The report concerns the 28 countries of the EU and Switzerland and Albania. In 2017 a total of 21,801 swimming spots were examined of which 85% were found to have waters of excellent quality, while only 1.4% had poor quality waters (bathing waters are classed as either excellent, good, sufficient or poor). Waters at bathing sites are tested by member states according to methodologies laid out in EU directives with repeated sampling of waters from the end of spring until mid-fall.
In Greece in 2017, a total of 1,598 sites were tested (only three of which concerned rivers or lakes, the remainder were coastal swimming spots) over a period of 5 months. According to the report 97% of the sites had excellent or good quality swimming waters; for many of the remaining 3% classification was not possible due to an insufficient data. No bathing site in Greece was found to have poor quality waters. (See a map of all the sites here).

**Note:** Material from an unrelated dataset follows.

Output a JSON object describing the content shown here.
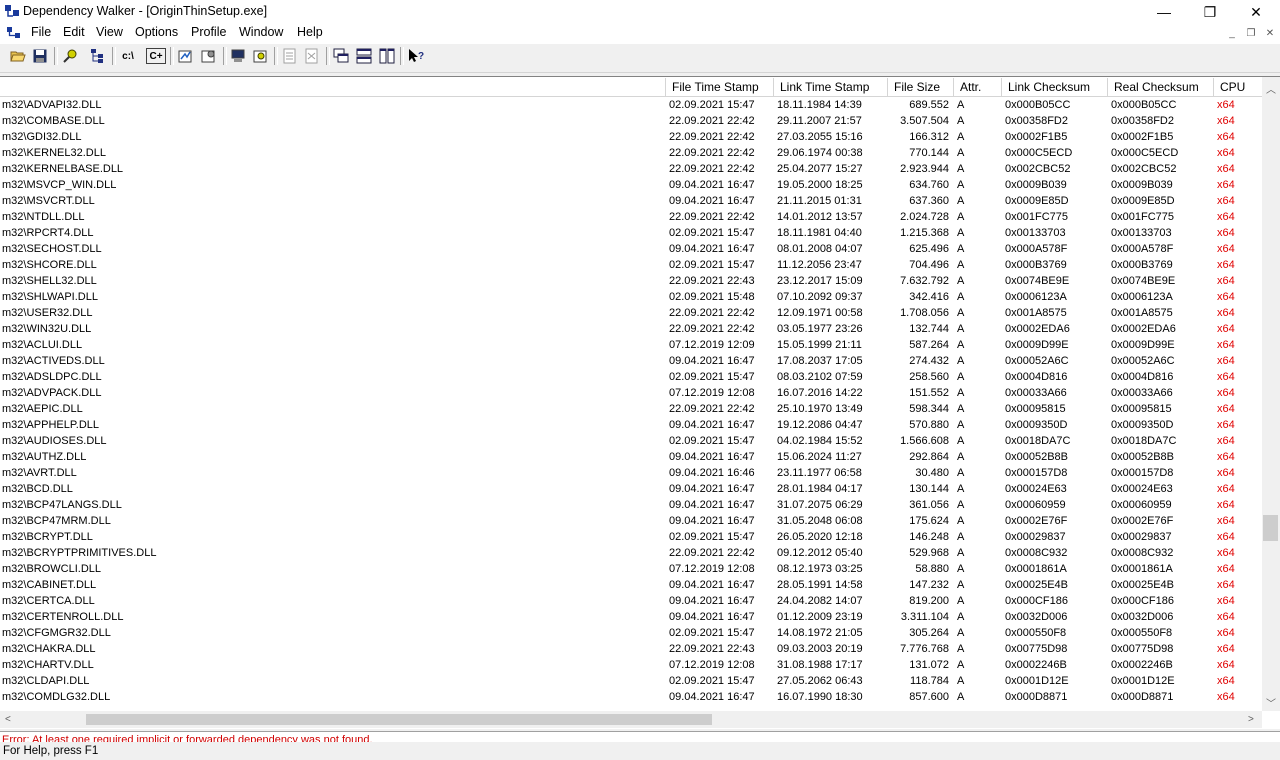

The report also mentions the oil spill in the Saronic Gulf from a sunken oil tanker last autumn which caused the temporary closure of 11 bathings sites to the public for a period of two months. The report notes that since the spill measures were taken to clean, and further monitor the affected area.

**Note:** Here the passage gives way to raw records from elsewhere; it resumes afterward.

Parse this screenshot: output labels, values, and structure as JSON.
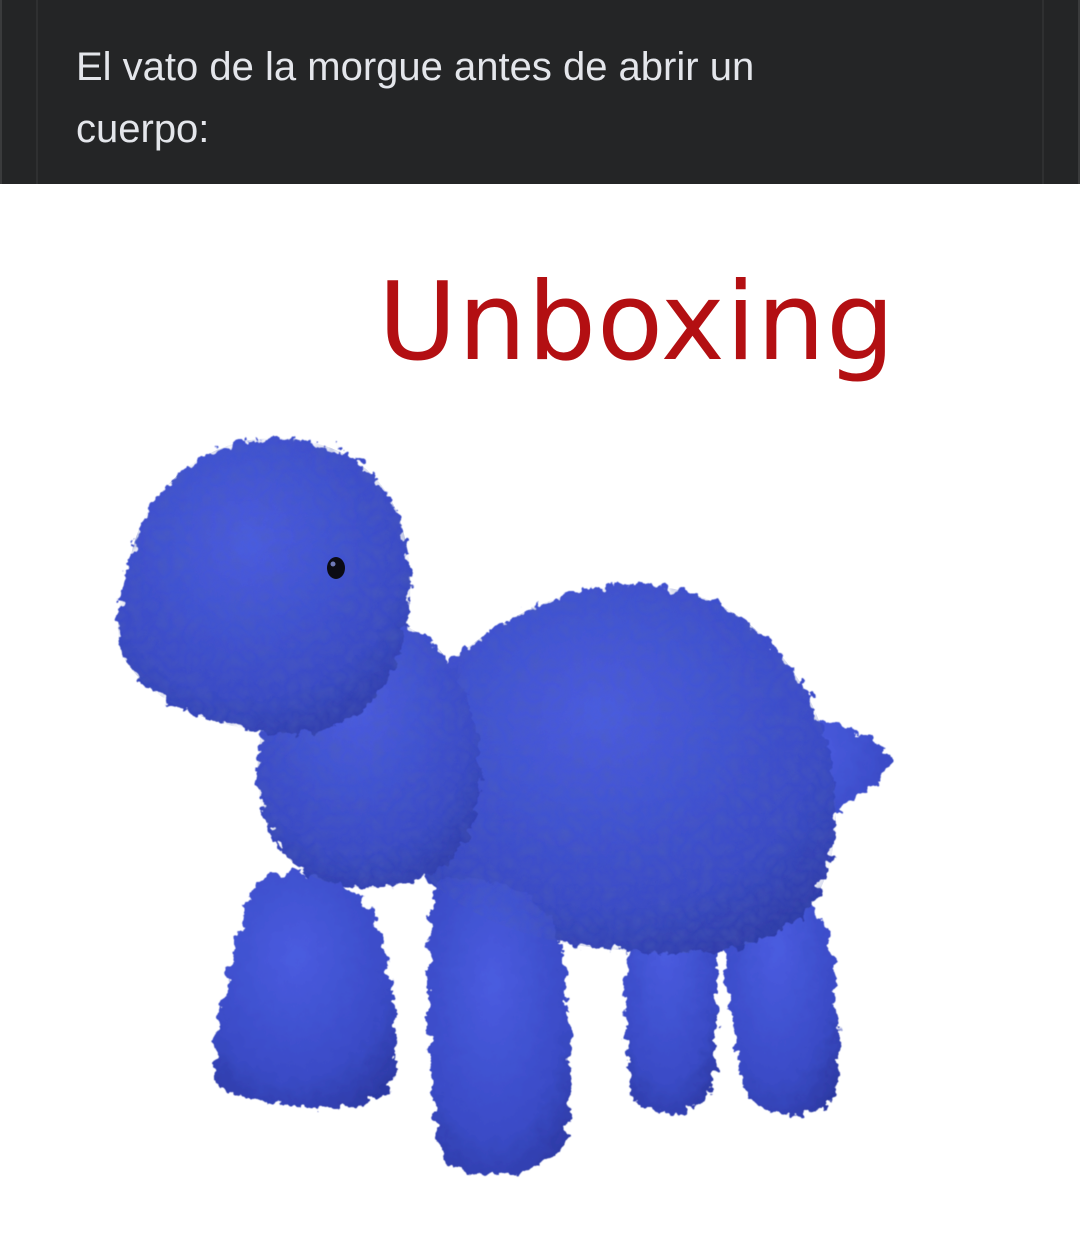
{
  "post": {
    "caption": "El vato de la morgue antes de abrir un\ncuerpo:"
  },
  "meme": {
    "title": "Unboxing",
    "title_color": "#b30f12",
    "image_subject": "blue-plush-dinosaur-image",
    "plush_color": "#3d4fc9"
  }
}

With 95.9% of its bathing waters earning a rating of ‘excellent’ quality, Greece is in fourth place in the EU after Luxembourg (100%), Malta (98.9%) and Cyprus (97.3%). In those three countries however far fewer sites were tested: 12 in Luxembourg, 87 in Malta and 113 in Cyprus (compared to Greece’s 1,598 sites). In fifth place is Austria (95.1% excellent, 263 sites) and in sixth is Croatia (93.5% excellent, 976 sites). In last place is Bulgaria where just 44.2% of swimming spots have waters of excellent quality, below Romania (50%) and Albania (54.9%).
The three countries with the highest numbers of bathing water sites of ‘poor’ water quality were Italy (79 bathing water sites or 1.4%), France (80 sites or 2.4%) and Spain (38 sites or 1.7%).
Among the EU Member States, the highest proportion of bathing waters classified as ‘poor’ was recorded in Estonia (four bathing waters or 7.4%), Ireland (seven bathing waters or 4.9%) and the United Kingdom (21 bathing waters or 3.3%).